The Buttigieg campaign has been going through a pretty steady rotation of new creatives for their TV ads, helping keep their message fresh and making it less likely viewers tune it out. For the week after the LJ Dinner, Buttigieg ran a 60-second ad in Iowa that featured highlights from his speech there.
Delaney is taking a novel approach in his advertising this Sunday: he’s running a 30-minute infomercial on several Iowa TV stations. Believe it or not, there are actually a decent number of Iowans who take their caucus choice so seriously that they would block off a half hour of their weekend to watch such a thing.
“Our campaign hasn’t ever been about sound bites,” Delaney told the Des Moines Register.
Interestingly, this is a return to one of the more effective tactics that Delaney employed earlier on in his run. At a series of well-attended “America 2030” Iowa presentations early this year, Delaney would give an hour-long power point presentation about his ideas and goals (again, yes, there are Iowans who like this stuff). It was easier for Delaney to get the attention he needed for such lengthy arguments when there were fewer candidates in the race, so we’ll see how many tune in now for this in-depth infomercial.
Biden is back up on TV after a brief hiatus with an ad that emphasizes Biden’s credentials for the commander-in-chief job. Not too many 2020 Democrats have focused heavily on foreign policy or national security leadership during their runs, so this one ought to stand out from the health care and economic-focused ads.
“This is a moment that requires strong, steady, stable leadership. We need someone tested and trusted around the world,” the voiceover says. “This is a moment for Joe Biden.”
Sanders’ latest Iowa ad starts off calling Trump “the most corrupt president in American history,” then shifts its focus to greed that’s undermining the entire country’s democracy. The spot ticks through Sanders’ policy priorities of taxing billionaires, raising wages, equal pay for women, expanding Social Security and implementing Medicare for All.
As the Washington Post reported, the anti-corruption theme featured here is one Sanders’ advisers have long urged him to pursue.
Steyer has been up on the air in Iowa since his campaign launched back in July (he has apparently accounted for 67% of all TV ad spending by the Democratic candidates), and his latest spot also focuses on corporate corruption in politics.
“If we break the corporate stranglehold on our democracy, we will get health care as a right for every single American,” Steyer says in a long clip from one of his speeches in the ad.
Steyer’s message has increasingly focused in on corporate greed lately, mirroring some of Elizabeth Warren’s best talking points.
Castro put up a relatively small ad buy in Iowa as his campaign seems headed toward a finale. Its main point is centered on who can beat Trump, to which Castro offers himself up as the most capable, while photos of his campaigning in Iowa are shown on screen.

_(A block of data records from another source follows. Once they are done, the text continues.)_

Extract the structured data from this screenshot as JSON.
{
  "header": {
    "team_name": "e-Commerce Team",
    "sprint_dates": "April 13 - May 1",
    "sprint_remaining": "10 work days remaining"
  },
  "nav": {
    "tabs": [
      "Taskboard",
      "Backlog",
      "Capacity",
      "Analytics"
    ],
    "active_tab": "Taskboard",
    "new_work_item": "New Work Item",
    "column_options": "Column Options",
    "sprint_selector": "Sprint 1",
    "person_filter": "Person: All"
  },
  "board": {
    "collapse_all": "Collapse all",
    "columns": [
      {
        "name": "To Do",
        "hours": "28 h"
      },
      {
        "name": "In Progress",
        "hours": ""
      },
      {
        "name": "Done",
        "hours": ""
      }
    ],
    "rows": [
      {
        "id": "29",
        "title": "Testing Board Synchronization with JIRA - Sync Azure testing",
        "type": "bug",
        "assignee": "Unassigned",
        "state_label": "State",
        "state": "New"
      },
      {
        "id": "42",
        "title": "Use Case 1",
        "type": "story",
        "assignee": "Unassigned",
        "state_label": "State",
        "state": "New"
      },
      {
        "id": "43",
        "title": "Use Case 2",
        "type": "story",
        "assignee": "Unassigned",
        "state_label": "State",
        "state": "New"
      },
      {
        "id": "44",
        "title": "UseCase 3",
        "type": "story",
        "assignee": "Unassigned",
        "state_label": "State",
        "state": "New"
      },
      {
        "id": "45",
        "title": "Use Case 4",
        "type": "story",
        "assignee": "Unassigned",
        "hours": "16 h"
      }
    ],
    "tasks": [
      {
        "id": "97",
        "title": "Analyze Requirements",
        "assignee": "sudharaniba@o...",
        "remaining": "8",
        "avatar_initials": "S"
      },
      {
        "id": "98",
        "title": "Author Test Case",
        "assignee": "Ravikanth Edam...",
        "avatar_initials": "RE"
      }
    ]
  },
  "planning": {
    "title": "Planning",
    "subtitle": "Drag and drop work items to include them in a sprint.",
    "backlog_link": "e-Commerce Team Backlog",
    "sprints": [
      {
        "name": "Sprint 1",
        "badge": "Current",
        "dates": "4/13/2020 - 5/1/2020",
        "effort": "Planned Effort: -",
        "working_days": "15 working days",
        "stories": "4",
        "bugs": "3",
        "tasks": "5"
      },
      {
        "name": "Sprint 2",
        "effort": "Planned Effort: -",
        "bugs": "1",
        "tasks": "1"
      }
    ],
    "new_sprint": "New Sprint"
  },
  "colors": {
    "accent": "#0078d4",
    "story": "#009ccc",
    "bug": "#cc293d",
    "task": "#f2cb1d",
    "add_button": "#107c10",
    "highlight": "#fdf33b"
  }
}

“In the face of his cruelty, I’ve sought justice,” Castro says. “To answer his failings, I’ve been bold. To address his corruption, I’ve been clear. To counter his lies, I’ve sought hope.”
Warren is a later entrant to the Iowa airwaves despite her financial advantage, starting her run of ads in November. It’s not clear which ad is running right now in Iowa, but a one-day spot she did back in September focused on her biography.
Her campaign also quickly put up a 60-second ad responding to billionaires attacking her wealth tax plan, though that appears to be running in targeted D.C. and New York markets.
Both Michael Bennet and Amy Klobuchar had been running TV ads in Iowa recently, but do not appear to be on the air this week.
by Pat Rynard